MONROE — As Wisconsin and the world were told to begin social distancing and staying home in order to stem the growth of COVID-19, some area women still found a way to touch the hearts of their friends — and even some strangers.
“My friend Kelly Damron got the idea from her family who was participating in a similar group in northern Wisconsin. There are also several groups on Facebook,” said Stephanie King, one of the administrators of the local Green County “Get Wined” Facebook page. Tracey Chugg is the third administrator.
King said the group started with just a few friends before the numbers began to rapidly grow.
“We were hoping to do something smaller and local, so we started the Green County group. It really exploded,” she said. “At one point we had over 1,000 people pending to join the group and had over 500 in the group.”
The concept, King said, was simple. Once in the group, users could create a post about themselves, which would in turn become an agreement to become part of the gifting chain. The post would include their favorite wine or alcoholic beverage, to eventually be purchased and delivered by someone in the group.
“It was intended to be a random act of kindness. You drop your package off at someone’s front door, ring the door bell and run. It was up to the gifter if they wanted to share the identity or keep it private,” King said. “There were a couple of great things about the exchange. First it allowed our community to feel connected during a time we were encouraged to physically distance. It still allowed for social distancing but offered that needed connection.”
Many people received more than one gift package. Kari Leuzinger of Monroe was gifted twice within three days.
“Oh my gosh. (It is) so much fun,” Leuzinger said. “My go-to wine is Moscato.”
Brianna Engeli, a Monroe Clinic nurse, received multiple packages as well, and returned the favor some more, gifting five people — four adults and one child.
“I got ‘wined’ four times. Someone even included bubbles and chalk for the boys and a little truck,” said Engeli, who has two sons under age 2. “It was a lot of fun putting baskets together for people that I didn’t know in hopes to try to brighten someone’s day. … (It) made a lot of us feel like we were kids again — getting a little rush trying to be sneaky.”
It was intended to be a random act of kindness. You drop your package off at someone’s front door, ring the door bell and run. It was up to the gifter if they wanted to share the identity or keep it private. There were a couple of great things about the exchange. First it allowed our community to feel connected during a time we were encouraged to physically distance. It still allowed for social distancing but offered that needed connection.Stephanie King
One of those who left Engeli gifts was her neighbor, Queena Voegeli, who was also the recipient of kindness from others. “That stinker did get me,” Engeli said with a laugh. “People really went all out, which I feel like we all knew it wasn’t necessary to do but it was just so fun you couldn’t help but go all out.”
Chugg said the wine group has been “so fun.”
“Giving baskets is probably more fun than getting one. Women in the group came together to support each other and extend friendship,” Chugg said. “I think the beautiful part has been seeing how generous people have been with one another. Some of these ladies were strangers to each other.”
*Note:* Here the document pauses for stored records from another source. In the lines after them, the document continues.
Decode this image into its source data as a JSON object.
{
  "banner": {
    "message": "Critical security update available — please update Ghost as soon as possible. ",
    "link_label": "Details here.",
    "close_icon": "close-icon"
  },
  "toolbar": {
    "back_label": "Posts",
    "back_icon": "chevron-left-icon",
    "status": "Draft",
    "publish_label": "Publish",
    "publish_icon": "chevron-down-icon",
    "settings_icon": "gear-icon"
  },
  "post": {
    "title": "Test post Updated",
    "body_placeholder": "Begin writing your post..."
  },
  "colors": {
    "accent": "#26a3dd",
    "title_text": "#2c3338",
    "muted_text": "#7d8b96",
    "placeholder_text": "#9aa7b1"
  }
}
Heather Purcell, a 4K teacher at Monroe Preschool, said that during the school shutdown she began to miss her students, and decided that there should be a “Get Wined” version aimed for children also looking to connect.
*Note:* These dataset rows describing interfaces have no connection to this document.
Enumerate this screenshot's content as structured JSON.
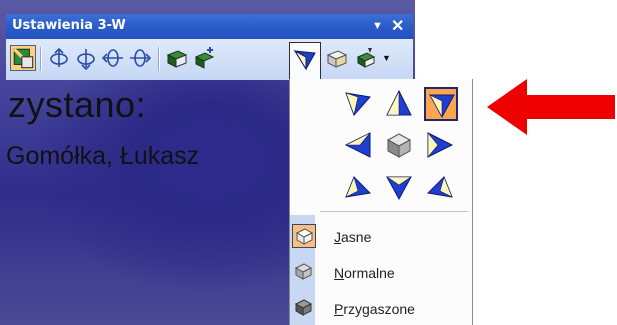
{
  "window": {
    "title": "Ustawienia 3-W"
  },
  "slide": {
    "line1": "zystano:",
    "line2": "Gomółka, Łukasz"
  },
  "toolbar": {
    "buttons": [
      "toggle-3d-icon",
      "tilt-down-icon",
      "tilt-up-icon",
      "tilt-left-icon",
      "tilt-right-icon",
      "depth-icon",
      "direction-icon",
      "lighting-icon",
      "surface-icon",
      "color-3d-icon"
    ]
  },
  "lighting_menu": {
    "grid": [
      "light-top-left-icon",
      "light-top-icon",
      "light-top-right-icon",
      "light-left-icon",
      "cube-icon",
      "light-right-icon",
      "light-bottom-left-icon",
      "light-bottom-icon",
      "light-bottom-right-icon"
    ],
    "selected_direction": "top-right",
    "options": [
      {
        "label": "Jasne",
        "accelerator": "J",
        "selected": true
      },
      {
        "label": "Normalne",
        "accelerator": "N",
        "selected": false
      },
      {
        "label": "Przygaszone",
        "accelerator": "P",
        "selected": false
      }
    ]
  },
  "colors": {
    "title_bar": "#2a5bc7",
    "highlight": "#ffa552",
    "arrow": "#ee0000",
    "slide_bg": "#2f2d8a"
  }
}
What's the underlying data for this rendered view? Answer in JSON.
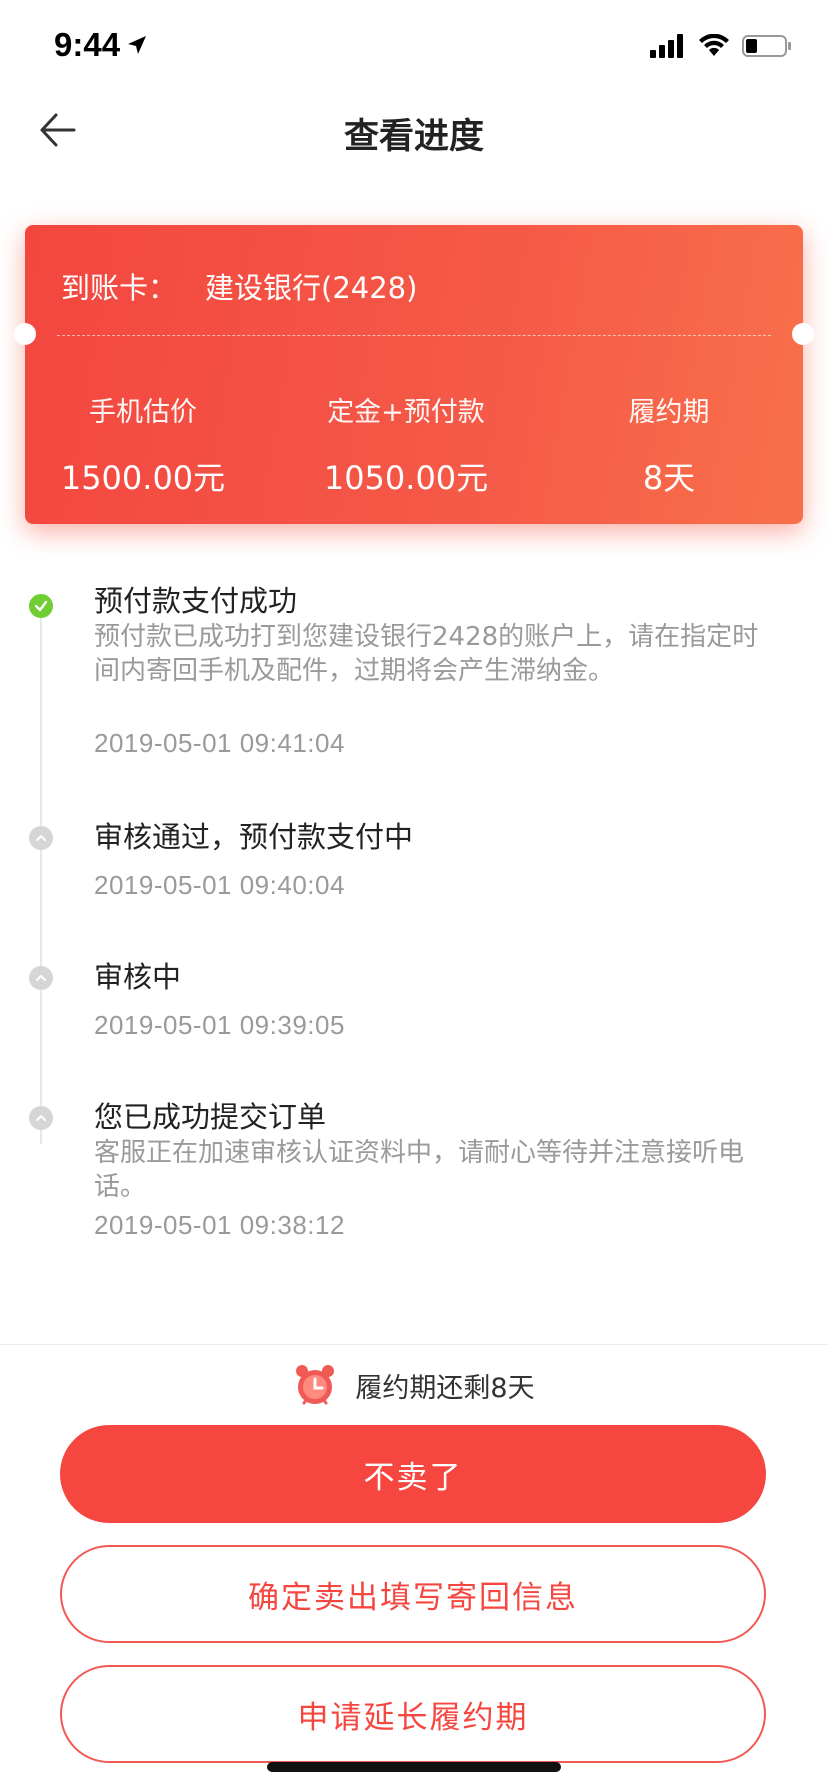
{
  "status_bar": {
    "time": "9:44"
  },
  "nav": {
    "title": "查看进度"
  },
  "card": {
    "account_label": "到账卡：",
    "account_value": "建设银行(2428)",
    "columns": [
      {
        "label": "手机估价",
        "value": "1500.00元"
      },
      {
        "label": "定金+预付款",
        "value": "1050.00元"
      },
      {
        "label": "履约期",
        "value": "8天"
      }
    ]
  },
  "timeline": [
    {
      "status": "done",
      "title": "预付款支付成功",
      "desc": "预付款已成功打到您建设银行2428的账户上，请在指定时间内寄回手机及配件，过期将会产生滞纳金。",
      "time": "2019-05-01 09:41:04"
    },
    {
      "status": "pending",
      "title": "审核通过，预付款支付中",
      "desc": "",
      "time": "2019-05-01 09:40:04"
    },
    {
      "status": "pending",
      "title": "审核中",
      "desc": "",
      "time": "2019-05-01 09:39:05"
    },
    {
      "status": "pending",
      "title": "您已成功提交订单",
      "desc": "客服正在加速审核认证资料中，请耐心等待并注意接听电话。",
      "time": "2019-05-01 09:38:12"
    }
  ],
  "deadline": {
    "icon": "alarm-clock-icon",
    "text": "履约期还剩8天"
  },
  "buttons": {
    "primary": "不卖了",
    "confirm": "确定卖出填写寄回信息",
    "extend": "申请延长履约期"
  },
  "colors": {
    "accent": "#f54640",
    "done": "#6fce31",
    "pending": "#d6d6d6"
  }
}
“My whole life is kids. The best thing in the world is to see a smile on a kid’s face, and they really need it right now,” Purcell said. “We’re also showing kids it’s not always about being gifted, it’s bringing smiles to other people’s face.”
Purcell’s Facebook group, “Spread Kindness (for the kids) of Green County, WI” was made to help spread cheer up the “littles during the COVID crisis.” It now has more than 425 members. She sought the help of longtime friend Amanda Hirsch, who is the leader of the local chapter of Box of Balloons.
“It’s not just for little kids, it’s open to college kids and fur babies, too,” Purcell said.
Interest got so high in Purcell’s page that she had to cut off accepting people, as she said the group will not continue as the summer rolls out. She said, however, that the page may open back up in November in time for the holiday season. “Maybe to be a ‘Secret Santa’-like program,” Purcell said. The “Get Wined” group is also shutting down in less than two weeks.
Both programs have also has helped support local business, with gift cards also playing a role.
Chugg said stores like Edelweiss Gifts and More and Image Boutique were making Facebook posts that shared products that would be great for baskets.
Rainbow Confections and Beverage Mart, among many other local businesses, have seen business from the programs as well, Purcell said. She feels the group has done what it set out to do — provide smiles to families and children during the otherwise worrisome health pandemic.
“Now in my news feed, it’s all baskets and smiles and not all that negative stuff,” Purcell said.